• PROBLEM TO WORK ON: Pictures in the records are to be excluded from an otherwise exact copy.

*** Opening SOURCE MATERIAL ***

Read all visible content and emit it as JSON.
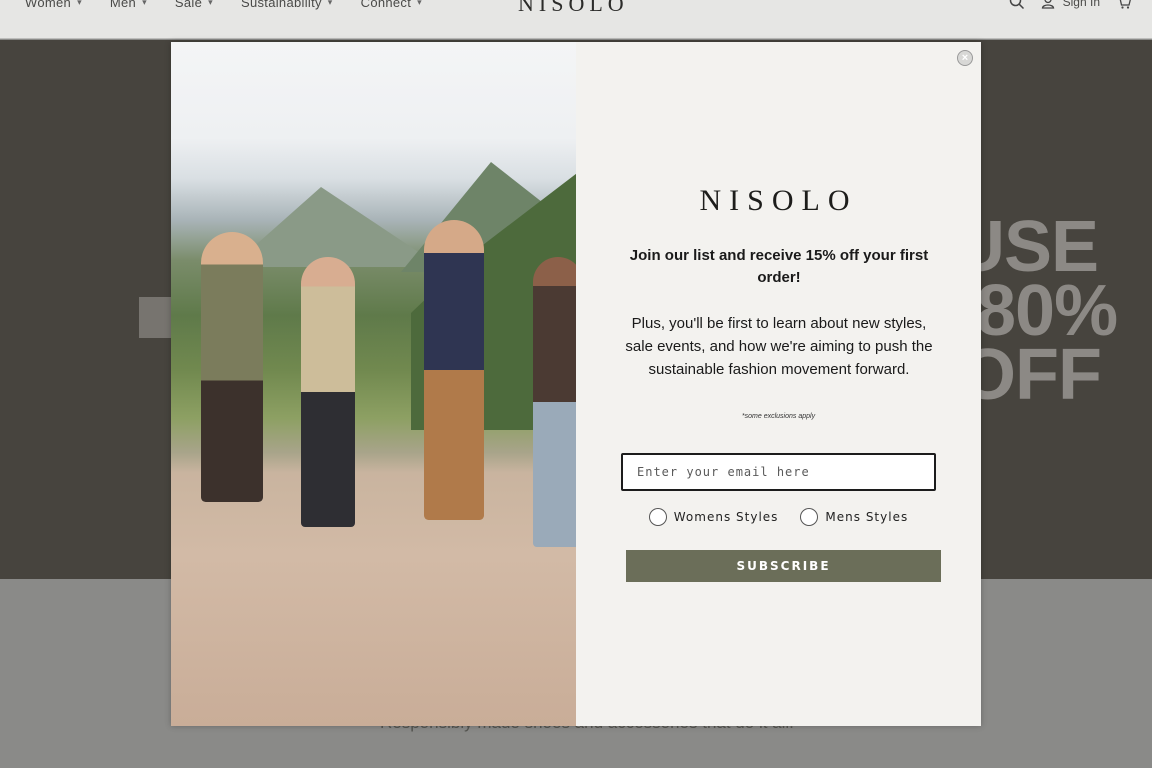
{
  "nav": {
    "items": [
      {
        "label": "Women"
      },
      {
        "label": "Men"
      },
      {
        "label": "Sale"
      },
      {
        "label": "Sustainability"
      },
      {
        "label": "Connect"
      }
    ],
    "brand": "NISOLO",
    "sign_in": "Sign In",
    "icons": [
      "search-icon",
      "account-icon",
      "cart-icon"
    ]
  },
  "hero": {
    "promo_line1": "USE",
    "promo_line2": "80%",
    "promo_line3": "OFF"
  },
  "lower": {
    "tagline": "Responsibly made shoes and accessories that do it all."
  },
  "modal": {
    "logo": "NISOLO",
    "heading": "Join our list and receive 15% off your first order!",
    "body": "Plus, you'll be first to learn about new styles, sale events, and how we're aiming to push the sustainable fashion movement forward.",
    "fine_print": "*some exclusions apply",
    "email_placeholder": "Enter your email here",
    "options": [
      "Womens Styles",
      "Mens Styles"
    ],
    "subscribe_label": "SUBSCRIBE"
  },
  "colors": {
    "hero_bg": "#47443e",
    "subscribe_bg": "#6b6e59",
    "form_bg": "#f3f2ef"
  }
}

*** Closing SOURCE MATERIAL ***

• TASK SOLUTION:
Read all visible content and emit it as JSON.
{
  "nav": {
    "items": [
      {
        "label": "Women"
      },
      {
        "label": "Men"
      },
      {
        "label": "Sale"
      },
      {
        "label": "Sustainability"
      },
      {
        "label": "Connect"
      }
    ],
    "brand": "NISOLO",
    "sign_in": "Sign In",
    "icons": [
      "search-icon",
      "account-icon",
      "cart-icon"
    ]
  },
  "hero": {
    "promo_line1": "USE",
    "promo_line2": "80%",
    "promo_line3": "OFF"
  },
  "lower": {
    "tagline": "Responsibly made shoes and accessories that do it all."
  },
  "modal": {
    "logo": "NISOLO",
    "heading": "Join our list and receive 15% off your first order!",
    "body": "Plus, you'll be first to learn about new styles, sale events, and how we're aiming to push the sustainable fashion movement forward.",
    "fine_print": "*some exclusions apply",
    "email_placeholder": "Enter your email here",
    "options": [
      "Womens Styles",
      "Mens Styles"
    ],
    "subscribe_label": "SUBSCRIBE"
  },
  "colors": {
    "hero_bg": "#47443e",
    "subscribe_bg": "#6b6e59",
    "form_bg": "#f3f2ef"
  }
}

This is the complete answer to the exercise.